# Electromagnetism and Relativity

1. Aug 22, 2011

### PineApple2

Hello. Here is the problem:
A charge q is moving at speed v0 to the right in the lab frame. At t=0 the particle passes at the origin (0,0,0). calculate the field at (-d,0,0) at the instant it passes the origin, both in the lab frame and in the charge frame. are they equal?

My solution:

In the lab frame, the field is
$$\frac{q}{\gamma^2 d^2}$$
in the negative x direction. By the transformation of parallel fields, $$E_{||}'=E_{||}$$ so the result in the charge frame should be the same.
However working in the charge frame,
$$E=-\frac{q}{d'^2}, \qquad d'=d/\gamma$$
because of length contraction. therefore the field in the charge frame is
$$E=-\frac{q}{(d/\gamma)^2}=\frac{\gamma^2 q}{d^2}$$
these are not equal, the gamma here is in the "wrong place".
what is going on here?
thanks.

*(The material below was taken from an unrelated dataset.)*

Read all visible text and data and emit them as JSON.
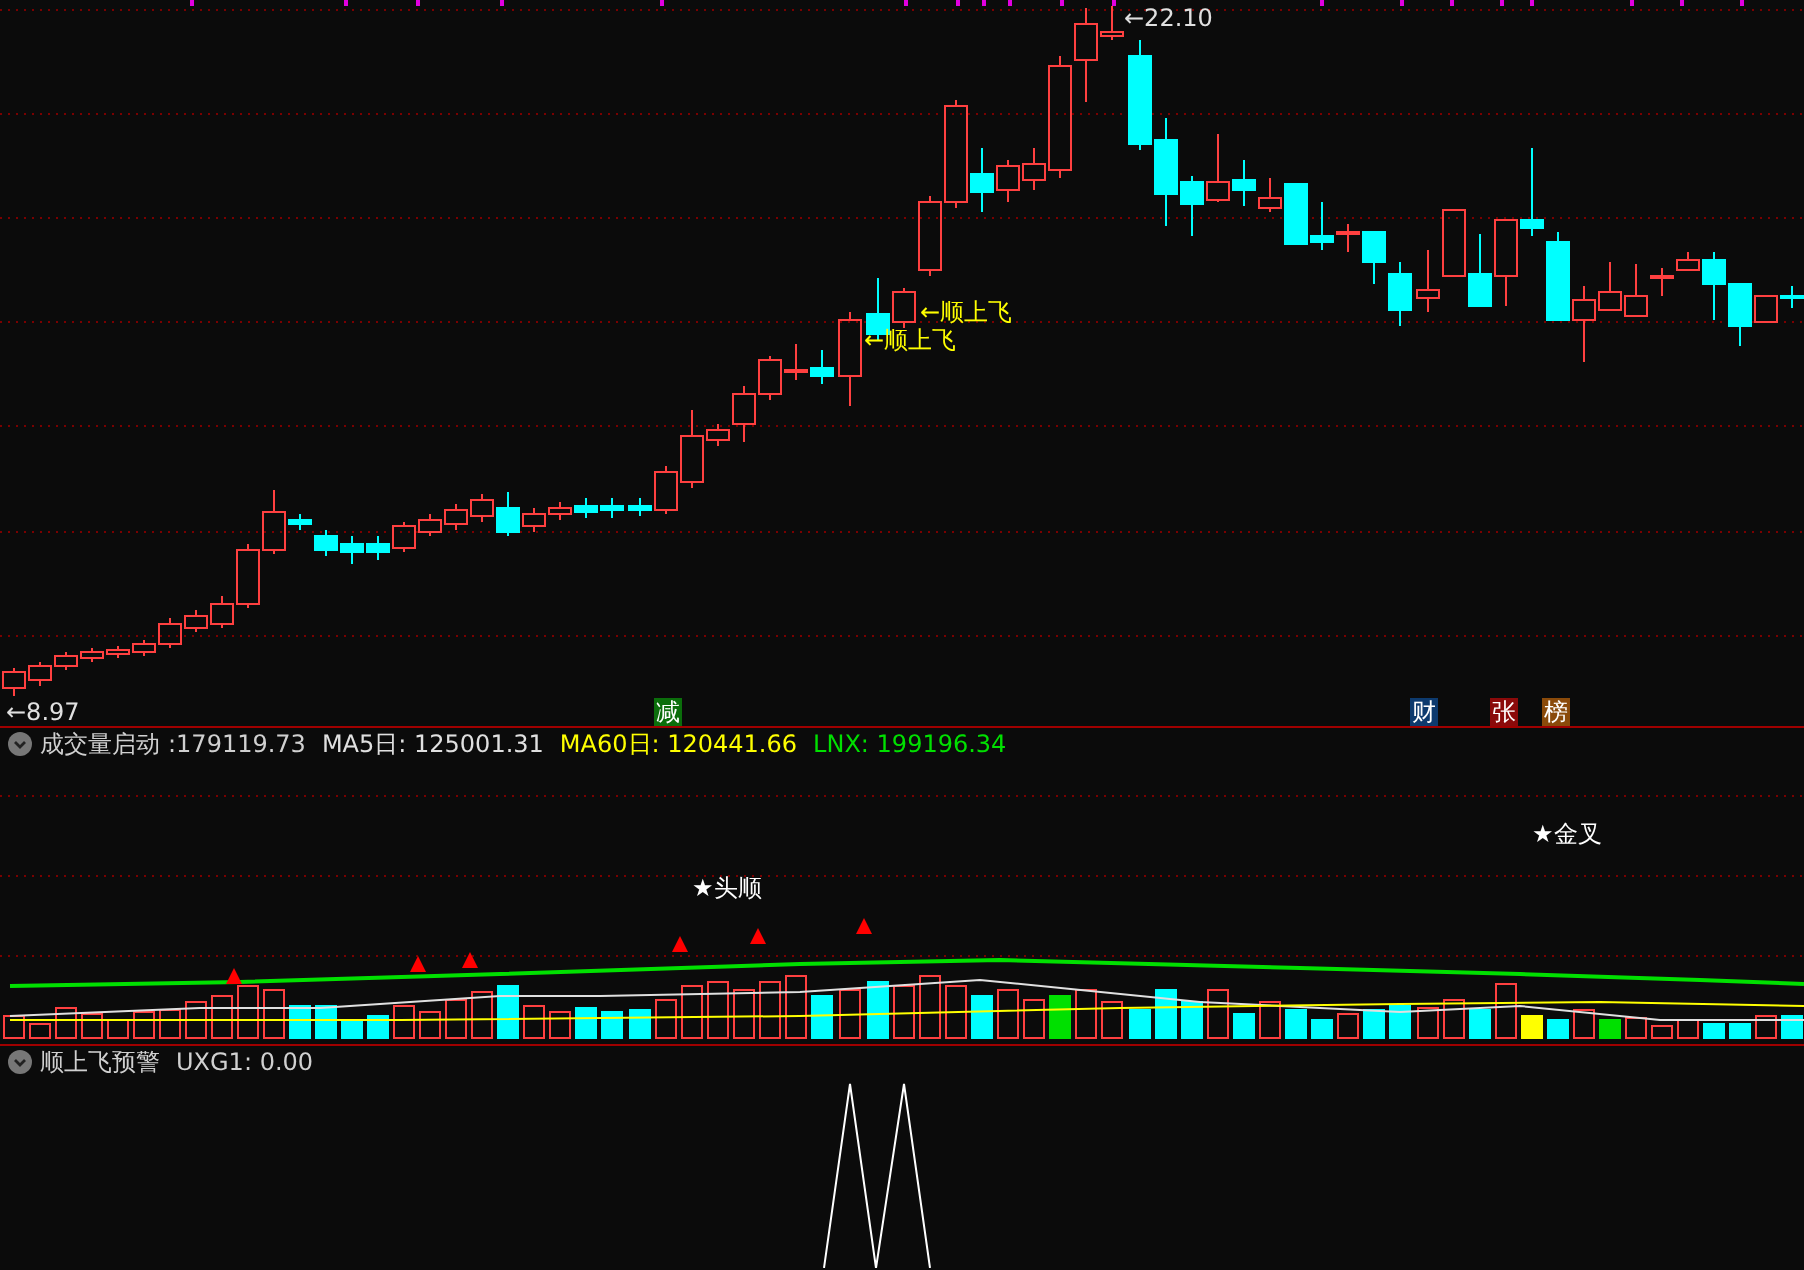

Last edited: Aug 22, 2011
2. Aug 23, 2011

### vela

Staff Emeritus
The spacetime point $x^\mu = (ct, x, y, z) = (0, -d, 0, 0)$ doesn't correspond to the point $x'^\mu = (ct', x', y', z') = (0, -d/γ, 0, 0)$ as you've assumed. You need to use the Lorentz transformations to find the correct $x'^\mu$.